    They had a real opportunity, though. A superhero comic book that is going down the pan creatively is not an unknown problem in comic books: you change the creative team and reboot it. What they could have done is hire a really, really good creative team from actual comic books and let them write it. Imagine HEROES REBORN showrun by Warren Ellis (who has had bad luck with TV pilots, but is well up to the challenge of taking something faintly cheesy and illogical and making it tick over brilliantly.) I dunno. Plenty of possibilities.

    • John Walker says:

      You say that, but they air-dropped in the Crowned King of Television, Bryan Fuller, and even he couldn’t turn that mess around.

      • iucounu says:

        Blimey, I didn’t know that. Well, I love Hannibal, but… I dunno.

  7. Darth Gangrel says:

    I watched two seasons of Heroes and then either my local channel didn’t air the other ones or I missed the other seasons. Guess I didn’t miss much if what people saying here is true. Although, with tv-shows (and actually almost anything) nothing is ever true. You’re wrong if you say that water isn’t a liquid, but you can’t be proven wrong if you say that you liked a show that others loathed. Season was good, season two was worse and I disliked that they went with the whole “stuff has happened between seasons that we won’t tell you about yet, so we can pretend that stuff is mysterious”. No, that’s not “mysterious” or exciting or whatever, that just evokes a “What? Urgh, whatever” response from me.

  8. Hideous says:

    The worst piece of writing in the original Heroes happened in one of the later seasons.

    Ando had just gotten his powers, and they realized when he touched other people, he made their powers stronger.

    Hiro was stuck some 19 years in the past, with no time travel powers.

    The solution was to have Ando boost the super speedy lady into FTL speeds, so that she would go backwards in time.
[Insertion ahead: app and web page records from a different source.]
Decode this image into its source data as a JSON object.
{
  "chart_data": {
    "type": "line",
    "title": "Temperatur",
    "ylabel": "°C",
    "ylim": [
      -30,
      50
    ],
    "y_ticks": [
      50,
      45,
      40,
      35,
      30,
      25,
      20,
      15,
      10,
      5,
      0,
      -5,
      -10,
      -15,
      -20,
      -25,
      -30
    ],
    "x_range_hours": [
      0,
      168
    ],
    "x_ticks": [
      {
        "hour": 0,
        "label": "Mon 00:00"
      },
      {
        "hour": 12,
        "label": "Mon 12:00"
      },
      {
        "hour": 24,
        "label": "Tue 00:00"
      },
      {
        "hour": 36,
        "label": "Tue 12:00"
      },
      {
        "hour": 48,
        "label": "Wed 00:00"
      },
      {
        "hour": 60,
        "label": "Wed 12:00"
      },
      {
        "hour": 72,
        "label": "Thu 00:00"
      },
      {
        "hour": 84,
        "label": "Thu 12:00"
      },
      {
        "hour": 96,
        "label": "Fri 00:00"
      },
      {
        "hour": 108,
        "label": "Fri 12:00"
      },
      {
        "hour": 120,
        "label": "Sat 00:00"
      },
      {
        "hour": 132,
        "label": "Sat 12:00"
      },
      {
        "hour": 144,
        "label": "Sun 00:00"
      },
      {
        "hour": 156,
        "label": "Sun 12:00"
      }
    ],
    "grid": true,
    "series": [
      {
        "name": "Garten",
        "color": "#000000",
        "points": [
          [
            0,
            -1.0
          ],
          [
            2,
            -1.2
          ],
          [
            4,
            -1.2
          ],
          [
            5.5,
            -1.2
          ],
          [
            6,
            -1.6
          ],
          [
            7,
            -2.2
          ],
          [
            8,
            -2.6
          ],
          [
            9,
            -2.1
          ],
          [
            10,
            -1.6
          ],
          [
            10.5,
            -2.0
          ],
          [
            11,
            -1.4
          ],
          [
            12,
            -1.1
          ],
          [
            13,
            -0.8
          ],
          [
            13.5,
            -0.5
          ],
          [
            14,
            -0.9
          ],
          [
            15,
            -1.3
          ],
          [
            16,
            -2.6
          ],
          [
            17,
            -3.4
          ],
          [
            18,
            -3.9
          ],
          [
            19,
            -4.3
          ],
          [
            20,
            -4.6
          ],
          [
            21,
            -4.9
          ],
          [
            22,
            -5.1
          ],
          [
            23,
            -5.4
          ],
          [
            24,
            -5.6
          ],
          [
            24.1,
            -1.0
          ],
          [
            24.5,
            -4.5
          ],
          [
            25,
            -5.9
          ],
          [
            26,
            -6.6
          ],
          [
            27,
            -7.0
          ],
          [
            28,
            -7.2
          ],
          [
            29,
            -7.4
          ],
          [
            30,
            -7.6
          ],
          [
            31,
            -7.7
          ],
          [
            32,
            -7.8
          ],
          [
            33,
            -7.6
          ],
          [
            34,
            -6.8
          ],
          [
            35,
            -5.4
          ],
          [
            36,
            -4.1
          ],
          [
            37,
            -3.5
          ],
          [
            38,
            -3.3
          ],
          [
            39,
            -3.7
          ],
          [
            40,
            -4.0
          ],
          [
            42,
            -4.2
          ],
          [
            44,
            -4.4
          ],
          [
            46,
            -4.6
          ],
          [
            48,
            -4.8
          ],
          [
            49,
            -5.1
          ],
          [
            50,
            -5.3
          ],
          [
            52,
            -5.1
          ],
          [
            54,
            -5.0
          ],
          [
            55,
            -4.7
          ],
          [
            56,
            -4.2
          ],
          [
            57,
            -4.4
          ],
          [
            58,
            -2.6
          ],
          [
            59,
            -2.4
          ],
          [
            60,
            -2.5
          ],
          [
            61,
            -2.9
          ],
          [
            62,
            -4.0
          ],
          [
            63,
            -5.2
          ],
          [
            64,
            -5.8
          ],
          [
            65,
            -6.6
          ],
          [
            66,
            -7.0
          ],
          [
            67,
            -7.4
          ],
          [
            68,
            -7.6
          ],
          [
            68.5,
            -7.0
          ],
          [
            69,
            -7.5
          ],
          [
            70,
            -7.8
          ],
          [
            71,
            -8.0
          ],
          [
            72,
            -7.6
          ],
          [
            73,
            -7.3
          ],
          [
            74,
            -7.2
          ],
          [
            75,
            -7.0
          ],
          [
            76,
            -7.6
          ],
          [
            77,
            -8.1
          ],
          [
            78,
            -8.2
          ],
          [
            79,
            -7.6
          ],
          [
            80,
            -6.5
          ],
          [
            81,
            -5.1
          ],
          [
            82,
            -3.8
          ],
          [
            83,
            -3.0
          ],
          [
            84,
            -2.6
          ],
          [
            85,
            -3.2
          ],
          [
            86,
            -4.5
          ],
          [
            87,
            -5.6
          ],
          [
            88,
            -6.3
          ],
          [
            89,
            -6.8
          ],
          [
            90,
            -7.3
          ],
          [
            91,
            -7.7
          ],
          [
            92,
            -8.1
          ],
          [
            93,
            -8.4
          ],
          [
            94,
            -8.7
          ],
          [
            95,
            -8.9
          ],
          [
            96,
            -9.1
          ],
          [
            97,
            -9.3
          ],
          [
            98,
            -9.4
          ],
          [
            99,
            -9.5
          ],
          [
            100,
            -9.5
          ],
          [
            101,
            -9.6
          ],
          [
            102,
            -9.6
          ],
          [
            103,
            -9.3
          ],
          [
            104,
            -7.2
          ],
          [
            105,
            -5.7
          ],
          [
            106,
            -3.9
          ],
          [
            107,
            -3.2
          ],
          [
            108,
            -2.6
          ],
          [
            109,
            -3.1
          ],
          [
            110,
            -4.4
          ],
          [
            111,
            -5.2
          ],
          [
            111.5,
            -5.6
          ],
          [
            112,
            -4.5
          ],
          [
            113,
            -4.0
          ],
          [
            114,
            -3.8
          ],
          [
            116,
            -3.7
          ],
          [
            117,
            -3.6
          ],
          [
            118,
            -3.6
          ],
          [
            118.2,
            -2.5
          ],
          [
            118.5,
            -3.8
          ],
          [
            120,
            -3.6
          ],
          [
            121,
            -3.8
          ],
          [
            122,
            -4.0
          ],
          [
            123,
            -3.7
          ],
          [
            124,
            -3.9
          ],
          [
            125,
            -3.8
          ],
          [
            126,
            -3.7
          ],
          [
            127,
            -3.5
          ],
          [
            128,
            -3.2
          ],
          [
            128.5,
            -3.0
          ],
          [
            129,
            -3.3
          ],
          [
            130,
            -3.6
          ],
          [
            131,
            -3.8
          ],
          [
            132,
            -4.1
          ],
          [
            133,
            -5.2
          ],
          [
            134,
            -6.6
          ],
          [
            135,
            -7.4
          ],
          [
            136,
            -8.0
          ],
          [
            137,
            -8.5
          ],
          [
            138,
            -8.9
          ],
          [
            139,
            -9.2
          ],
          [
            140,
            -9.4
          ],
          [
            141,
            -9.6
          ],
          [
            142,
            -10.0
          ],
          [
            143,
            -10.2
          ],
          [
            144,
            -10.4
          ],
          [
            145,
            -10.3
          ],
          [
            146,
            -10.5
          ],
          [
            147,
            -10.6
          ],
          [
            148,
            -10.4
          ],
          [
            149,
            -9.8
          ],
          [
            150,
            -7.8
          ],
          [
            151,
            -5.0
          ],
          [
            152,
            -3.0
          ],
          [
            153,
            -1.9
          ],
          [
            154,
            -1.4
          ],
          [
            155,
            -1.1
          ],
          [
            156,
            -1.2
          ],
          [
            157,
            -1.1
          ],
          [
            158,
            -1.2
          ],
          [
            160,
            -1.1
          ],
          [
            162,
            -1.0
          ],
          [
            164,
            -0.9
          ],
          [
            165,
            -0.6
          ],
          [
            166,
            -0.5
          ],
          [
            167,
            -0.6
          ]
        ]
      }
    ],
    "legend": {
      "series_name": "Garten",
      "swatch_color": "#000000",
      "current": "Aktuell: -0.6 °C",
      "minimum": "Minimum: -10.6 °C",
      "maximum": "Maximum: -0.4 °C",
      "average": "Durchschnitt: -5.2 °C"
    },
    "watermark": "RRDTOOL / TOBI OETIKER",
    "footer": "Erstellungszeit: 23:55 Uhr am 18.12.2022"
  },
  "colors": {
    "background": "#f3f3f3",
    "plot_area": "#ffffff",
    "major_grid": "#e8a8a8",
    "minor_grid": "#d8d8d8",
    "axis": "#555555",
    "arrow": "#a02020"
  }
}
Yes, okay, I can accept that.

    But after they appear 19 years back in time, say hello to Hiro, the next scene suddenly has them walking into a room in the present again, with no explanation as to how they traveled forward in time again. It was absurd.

  9. VisibleMachine says:

    That kid was definitely the most annoying character though

  10. TheAngriestHobo says:

    “…while clumsy and artistically weak, it’s a far too clever concept for this series to deserve. Playing as a teenage girl discovering her powers while attempting to investigate her parents’ disappearance, you quickly discover you have the ability to jump through time.”

    Reading this paragraph, my first thought was, “That’s not clever, that’s Life is Strange.”

    • Premium User Badge

      gritz says:

      I’d be pretty okay with more games exploring the possibilities of pausing and rewinding time.

  11. bill says:

    The game sounds fun.

    I only watched the first season of heroes and thought it started great but ended a bit poorly.
    Then i was warned to stop there, so I never watched the later shows.

    It can’t have faceplanted as spectacularly as Homeland Season 2/3 though. That was a show that went from one stunning season to being horrible in one amazing season jump.

  12. Premium User Badge

    Oakreef says:

    This actually sounds really cool.

  13. BB Shockwave says:

    Did they really think the TV show was good enough to warrant a game tie-in? Seriously?
    I honestly, stopped watching the show 4 episodes in. With Arrow, Flash, Gotham, Grimm around, I have better superhero/mystical shows. And the new series seems to have NOT learned a thing from where the old Heroes has gone wrong, starting off by killing characters left and right before we could even get to know them.